LONDON -- BP (IW 500/40) net profits plunged in the first quarter compared with the outcome a year ago when the group sold its stake in a Russian joint venture, the British energy giant said on Tuesday.
Underlying earnings were hit also by a one-off loss related to the group's shale energy interests, while the firm also experienced falling revenues and lower oil production.
Net profit stood at $3.528 billion in the first three months of 2014 compared with profit after tax of $16.863 billion in the first quarter one year earlier.
BP -- still seeking to reposition itself after the Gulf of Mexico oil spill disaster in 2010 which has cost it tens of billions of dollars in compensation and fines -- has since sold its 50% stake in joint venture TNK-BP to Rosneft.
This in turn has given BP a near 20% holding in the Russian energy company.
"First quarter 2013 included a $12.5-billion gain relating to the disposal of our interest in TNK-BP," the British company said, explaining the main reason for the heavy fall to net profit.
The results were published one day after Washington imposed sanctions against Rosneft chief executive Igor Sechin.
But BP had insisted on Monday that it remained committed to Rosneft, despite Sechin being named on a new list of seven senior officials facing punitive measures over President Vladimir Putin's stance on Ukraine.
BP's first-quarter performance was meanwhile affected also by a $521-million write-off relating to its decision not to develop the Utica shale energy acreage in the United States.
Stripping out the one-off gains and losses, as well as changes to the value of its oil and gas inventories, BP said that profit after tax dropped to $3.225 billion in the first quarter -- which was also lower compared with market expectations.
Production fell 8.5% to 2.13 million barrels of oil and gas per day in the reporting period, while total revenue dipped to $91.71 billion from $94.11 billion.

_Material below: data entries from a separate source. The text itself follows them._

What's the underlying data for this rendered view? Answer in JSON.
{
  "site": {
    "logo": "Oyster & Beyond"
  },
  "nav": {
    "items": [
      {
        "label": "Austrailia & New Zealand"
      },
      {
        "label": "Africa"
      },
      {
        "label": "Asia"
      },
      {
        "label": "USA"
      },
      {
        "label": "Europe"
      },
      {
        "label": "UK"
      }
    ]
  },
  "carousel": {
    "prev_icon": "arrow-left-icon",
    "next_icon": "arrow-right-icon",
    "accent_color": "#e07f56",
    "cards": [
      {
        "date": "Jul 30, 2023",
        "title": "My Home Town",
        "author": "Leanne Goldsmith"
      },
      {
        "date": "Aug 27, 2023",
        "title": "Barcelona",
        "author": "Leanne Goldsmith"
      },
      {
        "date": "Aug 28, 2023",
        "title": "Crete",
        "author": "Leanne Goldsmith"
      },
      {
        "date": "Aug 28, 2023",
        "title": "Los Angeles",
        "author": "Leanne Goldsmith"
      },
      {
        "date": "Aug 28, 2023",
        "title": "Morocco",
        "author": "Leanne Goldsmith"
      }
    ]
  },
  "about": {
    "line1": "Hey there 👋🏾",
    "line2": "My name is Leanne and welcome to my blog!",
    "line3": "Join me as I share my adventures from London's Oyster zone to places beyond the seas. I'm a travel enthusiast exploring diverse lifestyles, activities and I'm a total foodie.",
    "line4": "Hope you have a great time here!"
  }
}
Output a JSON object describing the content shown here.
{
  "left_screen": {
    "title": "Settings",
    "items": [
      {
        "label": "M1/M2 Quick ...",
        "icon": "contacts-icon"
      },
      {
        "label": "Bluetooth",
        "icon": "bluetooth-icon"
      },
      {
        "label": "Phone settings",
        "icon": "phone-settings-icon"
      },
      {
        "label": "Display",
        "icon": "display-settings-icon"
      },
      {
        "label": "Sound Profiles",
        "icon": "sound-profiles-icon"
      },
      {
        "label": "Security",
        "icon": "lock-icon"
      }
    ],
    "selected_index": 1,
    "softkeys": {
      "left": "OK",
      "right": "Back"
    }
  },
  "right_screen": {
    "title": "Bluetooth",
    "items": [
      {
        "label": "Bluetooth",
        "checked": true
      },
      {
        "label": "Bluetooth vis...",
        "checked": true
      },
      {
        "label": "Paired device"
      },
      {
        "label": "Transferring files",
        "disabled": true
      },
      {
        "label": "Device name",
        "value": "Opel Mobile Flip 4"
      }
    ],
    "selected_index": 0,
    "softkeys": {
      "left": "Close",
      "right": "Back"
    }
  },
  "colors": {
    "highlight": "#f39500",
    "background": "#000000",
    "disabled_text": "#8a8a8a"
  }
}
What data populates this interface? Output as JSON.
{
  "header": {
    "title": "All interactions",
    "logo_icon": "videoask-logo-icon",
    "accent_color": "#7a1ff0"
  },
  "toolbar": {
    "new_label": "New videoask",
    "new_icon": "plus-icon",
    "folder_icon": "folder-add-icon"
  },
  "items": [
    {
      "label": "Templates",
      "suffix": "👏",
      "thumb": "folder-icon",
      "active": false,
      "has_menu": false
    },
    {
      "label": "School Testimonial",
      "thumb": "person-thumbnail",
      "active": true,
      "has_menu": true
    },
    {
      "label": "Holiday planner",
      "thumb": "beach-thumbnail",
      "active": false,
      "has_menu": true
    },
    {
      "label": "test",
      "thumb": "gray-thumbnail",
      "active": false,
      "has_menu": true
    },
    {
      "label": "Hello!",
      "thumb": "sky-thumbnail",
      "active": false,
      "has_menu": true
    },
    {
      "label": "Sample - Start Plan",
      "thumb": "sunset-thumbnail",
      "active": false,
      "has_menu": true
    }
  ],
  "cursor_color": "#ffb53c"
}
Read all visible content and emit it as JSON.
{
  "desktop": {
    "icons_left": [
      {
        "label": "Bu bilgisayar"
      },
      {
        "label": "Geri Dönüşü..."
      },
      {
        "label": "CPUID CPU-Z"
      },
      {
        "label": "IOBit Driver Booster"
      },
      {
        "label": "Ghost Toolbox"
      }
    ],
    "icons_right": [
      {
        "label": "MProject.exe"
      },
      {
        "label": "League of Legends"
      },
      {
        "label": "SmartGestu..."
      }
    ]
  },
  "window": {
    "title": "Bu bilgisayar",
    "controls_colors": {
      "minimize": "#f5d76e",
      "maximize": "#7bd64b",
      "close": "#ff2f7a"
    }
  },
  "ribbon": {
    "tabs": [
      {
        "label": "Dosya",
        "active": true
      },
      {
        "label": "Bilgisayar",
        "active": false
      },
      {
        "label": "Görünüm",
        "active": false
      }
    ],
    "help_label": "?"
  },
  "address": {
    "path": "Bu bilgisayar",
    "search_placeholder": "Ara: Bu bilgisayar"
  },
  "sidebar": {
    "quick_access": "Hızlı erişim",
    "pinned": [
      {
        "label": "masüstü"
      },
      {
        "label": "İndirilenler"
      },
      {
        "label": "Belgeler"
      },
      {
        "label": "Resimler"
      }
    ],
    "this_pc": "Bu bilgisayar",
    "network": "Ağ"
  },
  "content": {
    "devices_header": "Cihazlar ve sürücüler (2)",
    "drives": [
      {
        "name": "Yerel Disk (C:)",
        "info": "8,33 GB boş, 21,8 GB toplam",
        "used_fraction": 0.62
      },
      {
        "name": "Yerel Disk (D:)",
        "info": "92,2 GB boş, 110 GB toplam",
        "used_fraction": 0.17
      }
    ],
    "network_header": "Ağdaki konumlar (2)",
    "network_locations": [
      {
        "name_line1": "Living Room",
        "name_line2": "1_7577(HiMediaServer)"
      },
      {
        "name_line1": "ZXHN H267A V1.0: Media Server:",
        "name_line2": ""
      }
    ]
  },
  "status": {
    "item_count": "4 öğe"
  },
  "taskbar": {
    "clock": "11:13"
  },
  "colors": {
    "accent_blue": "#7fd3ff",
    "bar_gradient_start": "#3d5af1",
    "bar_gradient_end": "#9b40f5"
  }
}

BP warned that output would fall further in the second quarter owing to planned maintenance on facilities in the North Sea and Gulf of Mexico.
BP Raises Dividend
Investors set aside news of tumbling profits to cheer BP's increase in the group's shareholder dividend to 9.75 cents a share in the first quarter from 9.0 cents a year ago.
BP added that it was nearing completion of its current $8.0-billon share buyback program, with $7.6 billion so far spent on repurchasing shares.
And it said that it would use some of the proceeds from further asset sales for more share buybacks.
"Putting their Russian and US woes to one side, investors are focusing on the positives -- and the 8.0-percent year-on-year dividend increase with promise of share buybacks is proving to be just the tonic," said analyst Mike McCudden at Interactive Investor.
BP shares rose 0.77% to stand at 492.10 pence in early afternoon deals on London's FTSE 100 index of top companies, which was up 0.73% at 6,749.22 points.
The company remains blighted by the huge financial fallout resulting from the devastating blast on the BP-leased Deepwater Horizon drilling rig on April 20, 2010, which killed 11 people and unleashed about 4.9 million barrels of oil into the Gulf.
"The total cumulative net charge for the Gulf of Mexico oil spill remains at $42.7 billion," BP said on Tuesday.
- Ben Perry, AFP
Copyright Agence France-Presse, 2014